Earlier today I was talking with Kendra about the new Writing in Five video that I'd just finished. After describing my insight from Natalie Goldberg's Old Friend from Far Away about the importance in memoir to reflect rather than recount, Kendra remembered something that her mother had told her.

4_make_up Kendra's mother was a commercial artist and taught both her daughters many of the techniques that artists use. Some of these techniques were basic like use of rubber cement. Others seemed esoteric at the time. One of these techniques was the use of a mirror to more carefully examine a work than is possible by just looking at it. 

As she explained this to Kendra, the mirror can make it difficult to put on eye shadow or position a hat or level a hair bow because the left and right are reversed. In compensating for the mirror, the brain is forced to examine the image in an active manner. In other words, the auto-pilot doesn't function. Her mother said that artists sometimes hold their work up to the mirror as a way to give it a fresh look so they can see what else is needed or if they have achieved their goal.

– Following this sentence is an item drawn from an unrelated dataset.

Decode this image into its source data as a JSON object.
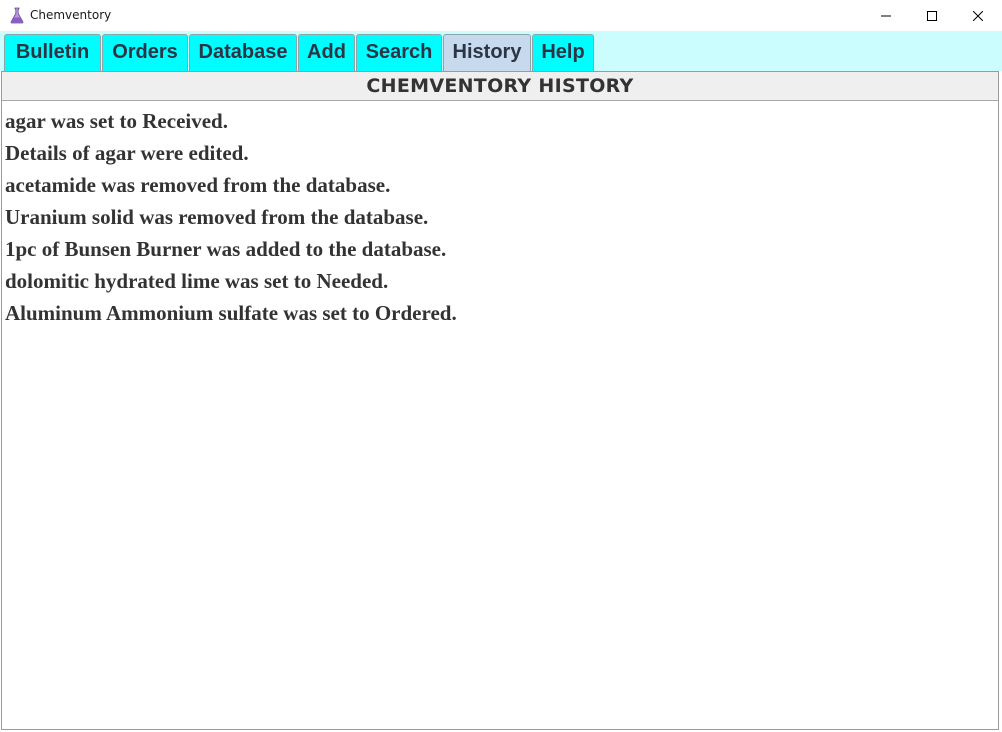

Similarly, it seems that the writer needs a way to move beyond the way we usually look at our lives. We know so many of the facts that we can often get stuck in recounting them. If we can find the equivalent of holding our work up to a mirror, then we'll realize that the reflection may be showing us something new.

I invite you to view my latest video.

2 responses to “Examining the Reflection

  1. I always think our mirrors are each other. When we see our work through others’ eyes, especially other writers, we understand better what is and isn’t working, and can make the necessary changes.

  2. Matilda and Kendra,
    Good tip. As we reflect on our lives in writing they are reflected back to us, through us, and–as Amber says–our audience & readers.
    Janet

Leave a Reply

Fill in your details below or click an icon to log in:

WordPress.com Logo

You are commenting using your WordPress.com account. Log Out / Change )

Twitter picture

You are commenting using your Twitter account. Log Out / Change )

Facebook photo

You are commenting using your Facebook account. Log Out / Change )

Google+ photo

You are commenting using your Google+ account. Log Out / Change )

Connecting to %s